--- EXERCISE DESCRIPTION ---
Within the records below, repeat each line exactly but keep every picture out of the copy.

:: DATASET CONTENT ::

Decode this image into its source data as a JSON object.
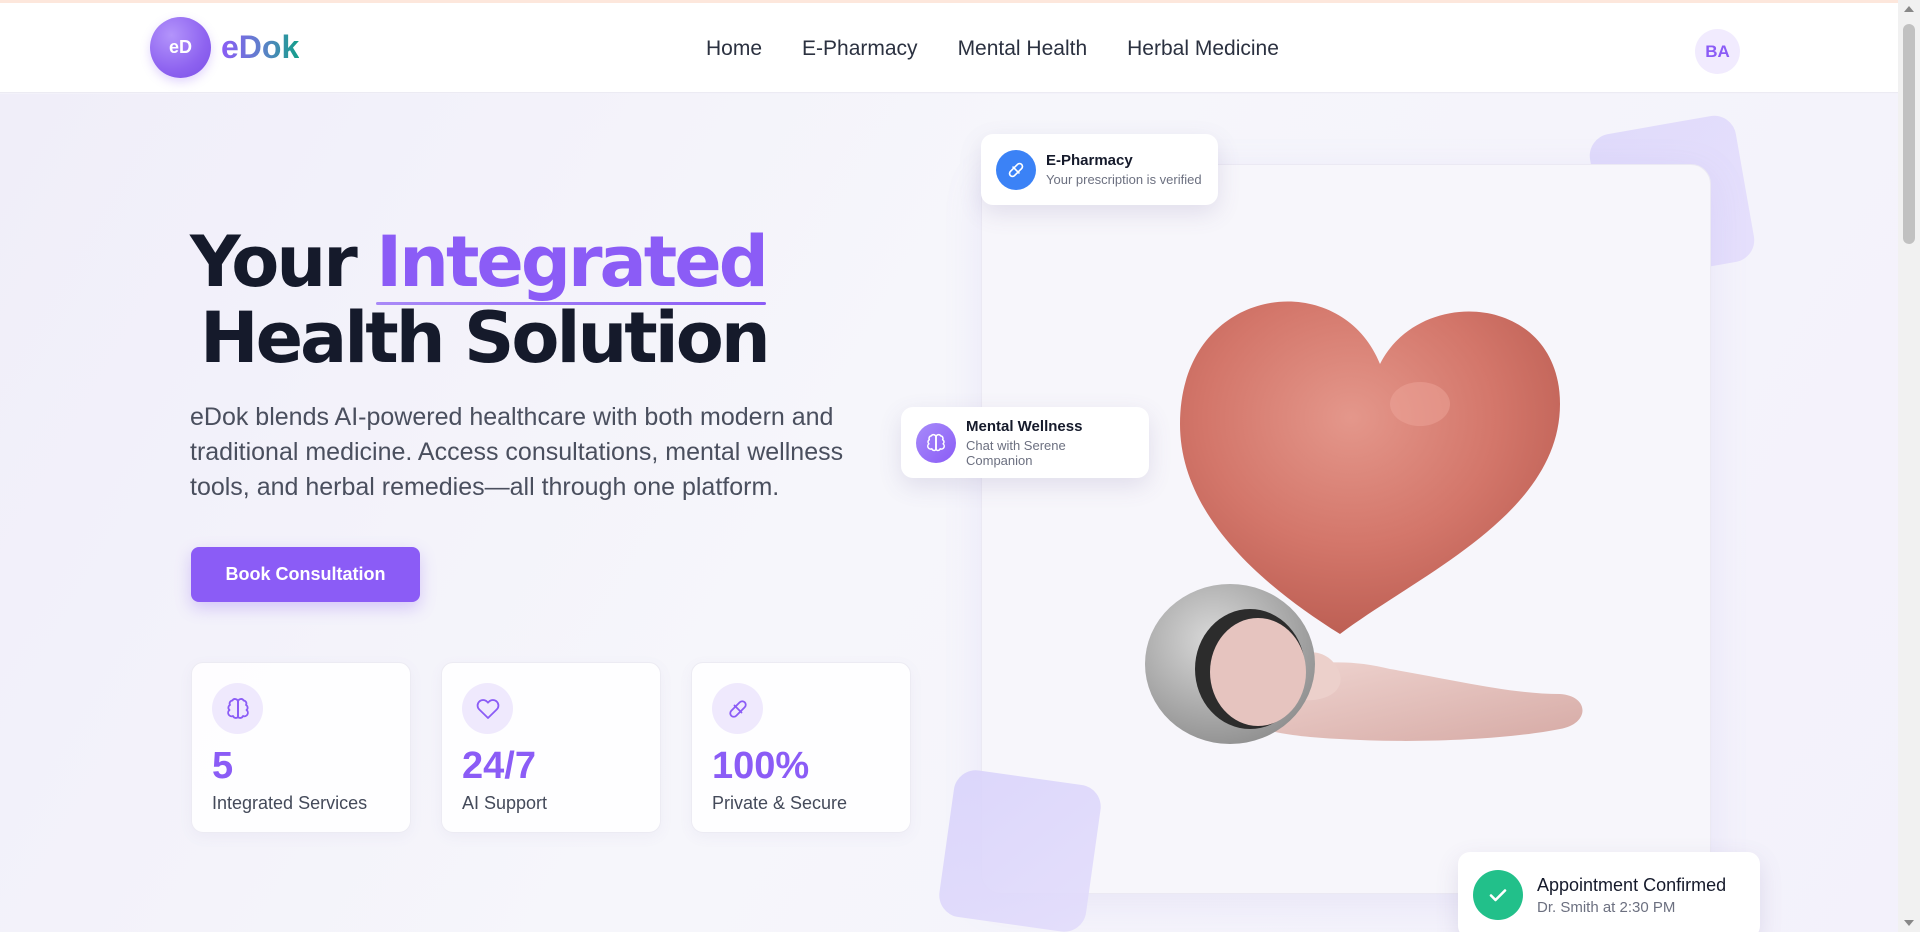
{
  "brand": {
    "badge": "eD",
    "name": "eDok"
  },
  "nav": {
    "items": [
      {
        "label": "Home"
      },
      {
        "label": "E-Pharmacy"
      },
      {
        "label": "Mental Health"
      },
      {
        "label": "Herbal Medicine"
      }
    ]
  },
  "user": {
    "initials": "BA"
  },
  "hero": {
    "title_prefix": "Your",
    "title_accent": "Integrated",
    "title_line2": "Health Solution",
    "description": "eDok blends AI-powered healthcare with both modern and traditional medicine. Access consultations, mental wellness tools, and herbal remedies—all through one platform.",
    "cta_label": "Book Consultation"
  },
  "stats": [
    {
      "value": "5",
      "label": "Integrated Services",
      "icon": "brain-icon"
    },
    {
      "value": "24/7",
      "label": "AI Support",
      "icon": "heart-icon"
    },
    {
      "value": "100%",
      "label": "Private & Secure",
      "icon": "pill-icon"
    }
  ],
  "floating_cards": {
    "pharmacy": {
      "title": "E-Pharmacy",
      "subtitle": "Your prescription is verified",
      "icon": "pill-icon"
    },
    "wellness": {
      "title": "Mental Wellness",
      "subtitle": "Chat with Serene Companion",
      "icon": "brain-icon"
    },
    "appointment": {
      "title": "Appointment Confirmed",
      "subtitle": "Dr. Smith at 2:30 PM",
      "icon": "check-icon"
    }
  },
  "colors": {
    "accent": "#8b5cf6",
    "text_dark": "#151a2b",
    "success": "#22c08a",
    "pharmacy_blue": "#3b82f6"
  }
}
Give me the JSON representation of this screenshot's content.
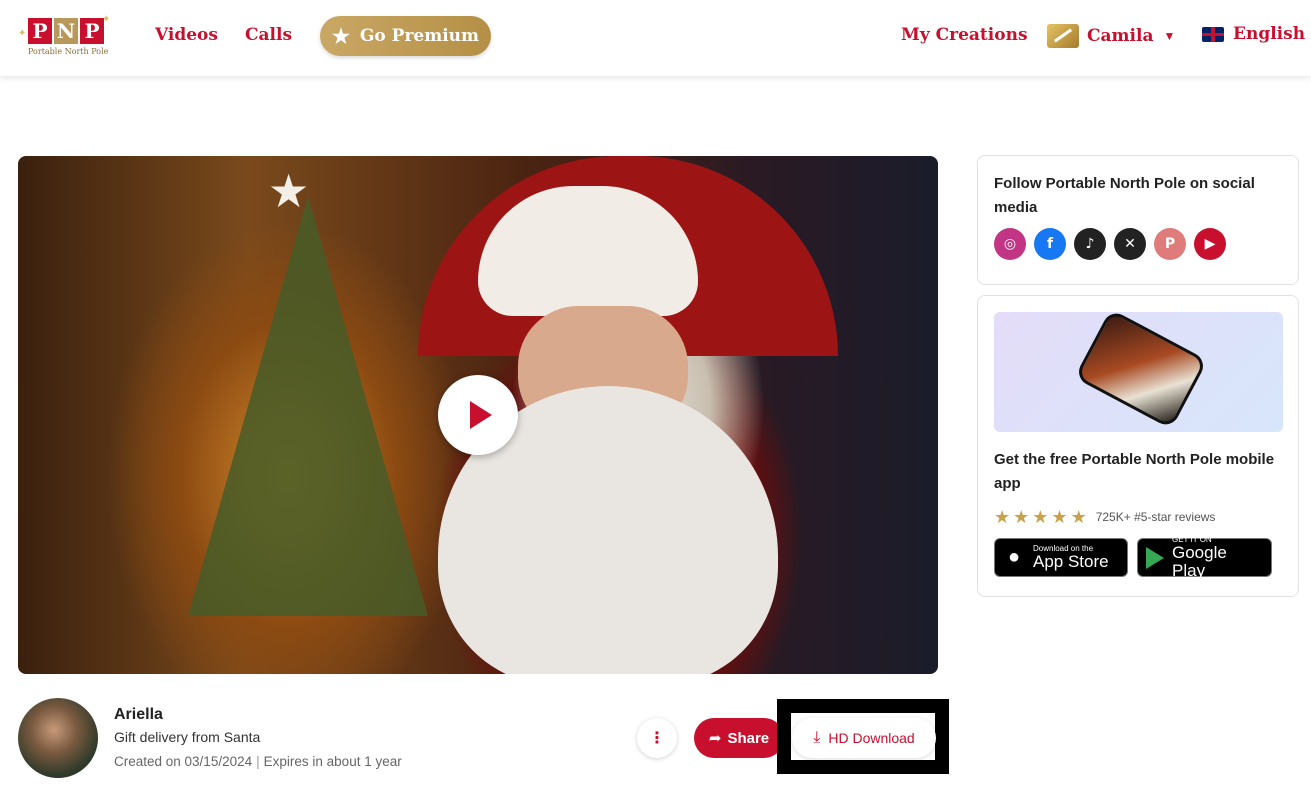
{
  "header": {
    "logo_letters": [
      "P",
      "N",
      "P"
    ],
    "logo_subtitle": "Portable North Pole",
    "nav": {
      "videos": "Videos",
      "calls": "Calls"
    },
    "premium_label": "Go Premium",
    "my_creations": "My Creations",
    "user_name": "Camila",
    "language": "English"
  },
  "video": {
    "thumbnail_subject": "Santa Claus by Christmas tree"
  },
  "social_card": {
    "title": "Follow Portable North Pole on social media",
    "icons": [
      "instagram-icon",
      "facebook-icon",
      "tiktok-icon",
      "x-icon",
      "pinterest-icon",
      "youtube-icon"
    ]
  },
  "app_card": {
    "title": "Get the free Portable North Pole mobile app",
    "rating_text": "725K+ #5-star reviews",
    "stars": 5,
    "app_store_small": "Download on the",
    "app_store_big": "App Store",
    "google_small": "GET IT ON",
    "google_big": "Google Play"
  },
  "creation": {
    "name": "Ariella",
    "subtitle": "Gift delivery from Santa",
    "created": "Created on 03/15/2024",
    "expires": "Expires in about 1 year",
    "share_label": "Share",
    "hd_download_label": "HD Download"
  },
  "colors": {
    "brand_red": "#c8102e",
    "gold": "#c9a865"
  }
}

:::

--- OUTPUT ---
Decode this image into its source data as a JSON object.
{
  "brand": {
    "badge": "eD",
    "name": "eDok"
  },
  "nav": {
    "items": [
      {
        "label": "Home"
      },
      {
        "label": "E-Pharmacy"
      },
      {
        "label": "Mental Health"
      },
      {
        "label": "Herbal Medicine"
      }
    ]
  },
  "user": {
    "initials": "BA"
  },
  "hero": {
    "title_prefix": "Your",
    "title_accent": "Integrated",
    "title_line2": "Health Solution",
    "description": "eDok blends AI-powered healthcare with both modern and traditional medicine. Access consultations, mental wellness tools, and herbal remedies—all through one platform.",
    "cta_label": "Book Consultation"
  },
  "stats": [
    {
      "value": "5",
      "label": "Integrated Services",
      "icon": "brain-icon"
    },
    {
      "value": "24/7",
      "label": "AI Support",
      "icon": "heart-icon"
    },
    {
      "value": "100%",
      "label": "Private & Secure",
      "icon": "pill-icon"
    }
  ],
  "floating_cards": {
    "pharmacy": {
      "title": "E-Pharmacy",
      "subtitle": "Your prescription is verified",
      "icon": "pill-icon"
    },
    "wellness": {
      "title": "Mental Wellness",
      "subtitle": "Chat with Serene Companion",
      "icon": "brain-icon"
    },
    "appointment": {
      "title": "Appointment Confirmed",
      "subtitle": "Dr. Smith at 2:30 PM",
      "icon": "check-icon"
    }
  },
  "colors": {
    "accent": "#8b5cf6",
    "text_dark": "#151a2b",
    "success": "#22c08a",
    "pharmacy_blue": "#3b82f6"
  }
}
Give me the JSON representation of this screenshot's content.
{
  "header": {
    "logo_letters": [
      "P",
      "N",
      "P"
    ],
    "logo_subtitle": "Portable North Pole",
    "nav": {
      "videos": "Videos",
      "calls": "Calls"
    },
    "premium_label": "Go Premium",
    "my_creations": "My Creations",
    "user_name": "Camila",
    "language": "English"
  },
  "video": {
    "thumbnail_subject": "Santa Claus by Christmas tree"
  },
  "social_card": {
    "title": "Follow Portable North Pole on social media",
    "icons": [
      "instagram-icon",
      "facebook-icon",
      "tiktok-icon",
      "x-icon",
      "pinterest-icon",
      "youtube-icon"
    ]
  },
  "app_card": {
    "title": "Get the free Portable North Pole mobile app",
    "rating_text": "725K+ #5-star reviews",
    "stars": 5,
    "app_store_small": "Download on the",
    "app_store_big": "App Store",
    "google_small": "GET IT ON",
    "google_big": "Google Play"
  },
  "creation": {
    "name": "Ariella",
    "subtitle": "Gift delivery from Santa",
    "created": "Created on 03/15/2024",
    "expires": "Expires in about 1 year",
    "share_label": "Share",
    "hd_download_label": "HD Download"
  },
  "colors": {
    "brand_red": "#c8102e",
    "gold": "#c9a865"
  }
}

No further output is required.